When I woke up, I felt an intense longing to go for a leisurely walk around Lake Roland. As Providence would have it, it was my day off, so I could indulge my desire. I invited a girlfriend to join me, and off we went, on a sunny fall morning, sharing the highs and lows of our lives and commiserating on the challenges of our particular midlife transitions — the “dying” and the “rising” we both feel we are navigating in our own ways.

We had just crossed the railroad tracks, when an exquisite butterfly landed on the path directly in front of us. We both noticed it immediately and stopped. It moved in a small circle on the ground, then danced from side to side. And then, it just stayed. Right. There.

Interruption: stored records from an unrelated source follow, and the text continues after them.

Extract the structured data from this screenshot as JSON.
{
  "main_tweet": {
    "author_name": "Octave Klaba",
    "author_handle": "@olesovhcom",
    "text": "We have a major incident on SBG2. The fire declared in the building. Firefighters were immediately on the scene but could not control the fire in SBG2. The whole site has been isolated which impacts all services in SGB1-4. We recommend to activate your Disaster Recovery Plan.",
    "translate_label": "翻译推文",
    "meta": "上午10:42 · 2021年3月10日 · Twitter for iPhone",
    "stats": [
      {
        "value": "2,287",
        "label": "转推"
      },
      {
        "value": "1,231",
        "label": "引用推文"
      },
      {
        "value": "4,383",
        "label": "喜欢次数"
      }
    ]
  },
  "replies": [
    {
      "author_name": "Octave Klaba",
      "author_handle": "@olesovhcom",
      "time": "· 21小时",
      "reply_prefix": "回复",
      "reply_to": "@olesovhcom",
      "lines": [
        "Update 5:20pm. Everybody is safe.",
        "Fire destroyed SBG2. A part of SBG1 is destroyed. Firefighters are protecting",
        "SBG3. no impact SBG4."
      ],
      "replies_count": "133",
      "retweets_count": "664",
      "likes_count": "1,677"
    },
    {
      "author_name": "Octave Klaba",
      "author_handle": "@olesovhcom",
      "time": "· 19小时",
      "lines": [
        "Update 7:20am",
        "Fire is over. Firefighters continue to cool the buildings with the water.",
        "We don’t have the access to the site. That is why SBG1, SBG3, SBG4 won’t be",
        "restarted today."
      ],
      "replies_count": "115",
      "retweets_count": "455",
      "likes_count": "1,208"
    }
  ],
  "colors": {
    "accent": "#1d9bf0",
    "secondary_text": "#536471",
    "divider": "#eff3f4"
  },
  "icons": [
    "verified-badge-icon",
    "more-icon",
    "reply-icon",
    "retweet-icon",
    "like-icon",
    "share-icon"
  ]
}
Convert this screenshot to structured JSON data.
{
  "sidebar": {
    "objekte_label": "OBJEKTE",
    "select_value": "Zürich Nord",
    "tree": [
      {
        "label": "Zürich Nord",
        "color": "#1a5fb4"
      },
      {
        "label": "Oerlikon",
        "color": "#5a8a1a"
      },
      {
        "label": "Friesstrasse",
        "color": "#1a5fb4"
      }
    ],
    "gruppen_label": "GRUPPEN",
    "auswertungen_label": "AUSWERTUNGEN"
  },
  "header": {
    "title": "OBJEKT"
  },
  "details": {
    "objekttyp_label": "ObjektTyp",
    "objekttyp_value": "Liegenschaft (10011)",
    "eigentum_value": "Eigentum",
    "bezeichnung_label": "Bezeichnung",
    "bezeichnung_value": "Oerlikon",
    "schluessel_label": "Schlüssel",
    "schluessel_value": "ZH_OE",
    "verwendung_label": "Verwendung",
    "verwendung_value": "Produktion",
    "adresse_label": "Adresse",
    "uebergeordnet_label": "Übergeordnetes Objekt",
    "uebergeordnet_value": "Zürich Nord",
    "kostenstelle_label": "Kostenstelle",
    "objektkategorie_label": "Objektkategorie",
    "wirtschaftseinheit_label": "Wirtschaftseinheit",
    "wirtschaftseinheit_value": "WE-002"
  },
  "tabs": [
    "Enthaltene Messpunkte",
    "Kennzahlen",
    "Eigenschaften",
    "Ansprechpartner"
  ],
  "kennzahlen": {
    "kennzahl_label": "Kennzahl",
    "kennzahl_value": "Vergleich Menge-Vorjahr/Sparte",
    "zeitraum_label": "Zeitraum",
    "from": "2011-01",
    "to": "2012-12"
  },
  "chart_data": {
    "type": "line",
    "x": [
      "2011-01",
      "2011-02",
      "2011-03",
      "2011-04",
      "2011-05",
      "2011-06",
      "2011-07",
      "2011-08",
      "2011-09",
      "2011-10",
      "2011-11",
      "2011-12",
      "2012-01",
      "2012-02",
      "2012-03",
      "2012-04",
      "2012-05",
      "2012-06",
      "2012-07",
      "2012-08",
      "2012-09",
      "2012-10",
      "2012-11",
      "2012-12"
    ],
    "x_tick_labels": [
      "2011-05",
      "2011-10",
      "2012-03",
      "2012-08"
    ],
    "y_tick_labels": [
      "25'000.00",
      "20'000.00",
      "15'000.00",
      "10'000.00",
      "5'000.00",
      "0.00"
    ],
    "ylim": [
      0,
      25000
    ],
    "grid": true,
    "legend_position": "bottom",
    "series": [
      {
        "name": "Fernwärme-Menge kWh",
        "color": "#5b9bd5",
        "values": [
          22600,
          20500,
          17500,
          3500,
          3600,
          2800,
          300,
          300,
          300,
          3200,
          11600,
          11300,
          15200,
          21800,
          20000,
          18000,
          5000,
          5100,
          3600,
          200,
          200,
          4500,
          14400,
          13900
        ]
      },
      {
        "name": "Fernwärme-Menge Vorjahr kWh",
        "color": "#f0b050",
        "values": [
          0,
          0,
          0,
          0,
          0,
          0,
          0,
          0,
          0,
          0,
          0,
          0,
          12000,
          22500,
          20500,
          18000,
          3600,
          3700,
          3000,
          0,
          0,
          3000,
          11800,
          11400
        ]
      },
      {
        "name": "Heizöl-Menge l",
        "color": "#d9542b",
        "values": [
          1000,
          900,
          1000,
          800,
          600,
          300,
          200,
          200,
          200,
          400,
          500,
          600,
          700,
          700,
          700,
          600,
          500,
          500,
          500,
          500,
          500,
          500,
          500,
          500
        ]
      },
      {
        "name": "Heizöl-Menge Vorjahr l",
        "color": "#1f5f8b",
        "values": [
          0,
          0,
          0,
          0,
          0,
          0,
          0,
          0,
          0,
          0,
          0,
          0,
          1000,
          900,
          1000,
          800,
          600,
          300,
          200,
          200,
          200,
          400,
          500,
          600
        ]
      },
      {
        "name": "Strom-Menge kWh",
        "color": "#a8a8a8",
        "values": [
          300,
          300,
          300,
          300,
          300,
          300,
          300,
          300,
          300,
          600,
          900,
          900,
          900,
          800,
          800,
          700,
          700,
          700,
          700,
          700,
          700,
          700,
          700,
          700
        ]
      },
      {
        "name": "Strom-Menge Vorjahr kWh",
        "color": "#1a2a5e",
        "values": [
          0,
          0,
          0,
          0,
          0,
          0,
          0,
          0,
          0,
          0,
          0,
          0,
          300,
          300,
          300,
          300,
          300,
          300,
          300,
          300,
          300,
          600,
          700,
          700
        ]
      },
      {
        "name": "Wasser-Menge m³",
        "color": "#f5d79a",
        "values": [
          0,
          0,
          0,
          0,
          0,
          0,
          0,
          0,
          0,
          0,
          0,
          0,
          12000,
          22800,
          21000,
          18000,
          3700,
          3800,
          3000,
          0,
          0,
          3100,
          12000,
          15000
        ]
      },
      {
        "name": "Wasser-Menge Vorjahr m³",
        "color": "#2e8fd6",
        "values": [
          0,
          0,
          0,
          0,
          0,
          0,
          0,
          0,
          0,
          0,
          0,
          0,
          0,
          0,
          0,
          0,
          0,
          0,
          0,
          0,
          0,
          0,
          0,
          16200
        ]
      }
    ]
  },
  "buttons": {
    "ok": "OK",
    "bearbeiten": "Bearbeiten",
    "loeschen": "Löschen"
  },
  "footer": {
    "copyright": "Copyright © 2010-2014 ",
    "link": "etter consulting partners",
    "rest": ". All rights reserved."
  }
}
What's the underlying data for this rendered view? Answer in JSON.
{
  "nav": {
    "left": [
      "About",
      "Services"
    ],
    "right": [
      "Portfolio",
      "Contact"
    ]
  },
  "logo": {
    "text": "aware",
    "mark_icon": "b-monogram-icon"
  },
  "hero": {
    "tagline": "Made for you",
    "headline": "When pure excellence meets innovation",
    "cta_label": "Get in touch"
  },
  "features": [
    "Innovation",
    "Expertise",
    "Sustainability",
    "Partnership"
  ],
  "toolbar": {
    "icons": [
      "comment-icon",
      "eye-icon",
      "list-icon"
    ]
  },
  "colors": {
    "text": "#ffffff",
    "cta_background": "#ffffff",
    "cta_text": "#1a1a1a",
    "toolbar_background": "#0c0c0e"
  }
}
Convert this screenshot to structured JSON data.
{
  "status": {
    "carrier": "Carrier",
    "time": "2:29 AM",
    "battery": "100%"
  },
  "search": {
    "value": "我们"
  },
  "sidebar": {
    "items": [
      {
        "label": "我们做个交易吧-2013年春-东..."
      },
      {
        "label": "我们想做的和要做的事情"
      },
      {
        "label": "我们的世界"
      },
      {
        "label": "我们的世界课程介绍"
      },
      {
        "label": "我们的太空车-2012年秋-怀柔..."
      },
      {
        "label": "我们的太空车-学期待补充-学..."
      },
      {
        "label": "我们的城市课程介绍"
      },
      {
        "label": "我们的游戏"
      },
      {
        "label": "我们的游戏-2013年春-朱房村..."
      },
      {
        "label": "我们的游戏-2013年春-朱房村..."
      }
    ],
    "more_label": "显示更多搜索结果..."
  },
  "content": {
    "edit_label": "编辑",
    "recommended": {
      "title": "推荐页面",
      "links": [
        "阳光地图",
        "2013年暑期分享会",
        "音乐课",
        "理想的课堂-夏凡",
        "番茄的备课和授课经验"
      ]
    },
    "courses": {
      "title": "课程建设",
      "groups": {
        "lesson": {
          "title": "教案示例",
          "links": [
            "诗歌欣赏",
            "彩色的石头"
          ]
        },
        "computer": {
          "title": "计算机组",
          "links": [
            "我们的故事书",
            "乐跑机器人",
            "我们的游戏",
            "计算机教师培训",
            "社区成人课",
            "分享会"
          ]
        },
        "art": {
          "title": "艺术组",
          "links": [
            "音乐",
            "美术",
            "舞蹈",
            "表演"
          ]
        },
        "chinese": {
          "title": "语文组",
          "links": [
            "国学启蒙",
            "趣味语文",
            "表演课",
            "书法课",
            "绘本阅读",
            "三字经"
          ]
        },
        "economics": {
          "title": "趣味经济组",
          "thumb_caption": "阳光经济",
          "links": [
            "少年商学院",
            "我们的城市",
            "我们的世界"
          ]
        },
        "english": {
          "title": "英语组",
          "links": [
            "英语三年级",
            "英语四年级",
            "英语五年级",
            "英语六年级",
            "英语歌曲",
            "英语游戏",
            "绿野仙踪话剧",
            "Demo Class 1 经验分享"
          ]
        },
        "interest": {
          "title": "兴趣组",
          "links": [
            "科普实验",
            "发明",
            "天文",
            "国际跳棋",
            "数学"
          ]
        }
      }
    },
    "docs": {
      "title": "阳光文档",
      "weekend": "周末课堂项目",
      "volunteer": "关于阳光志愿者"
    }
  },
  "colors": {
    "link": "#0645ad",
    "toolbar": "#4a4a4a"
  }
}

We stood there on the path together, two women and a butterfly. Seconds passed. Minutes. Another walker and a biker came by. I fully expected, of course, for these newcomers to frighten our winged friend away. But no! She … He … It … flew closer to us!!! And resumed her rhythmic, calming motion with her wings … open … close … open … close … open … close … 

As calming and steady as my angel friend the night before. Calm. Steady. Present.

I do not know how long the 3 of us were together. Eventually, another walker came by, and for whatever reason, his appearance on the scene caused our butterfly to fly away from the path and into the sun-speckled trees above.

What she left embedded in my heart was a deep knowing, a reassurance, that we live in a universe infused with grace, not always visible to our human eyes yet ever Present and Real.

My prayer for you today, my friend, is that you have an experience of grace.

The light shines in the darkness, and the darkness did not overcome it.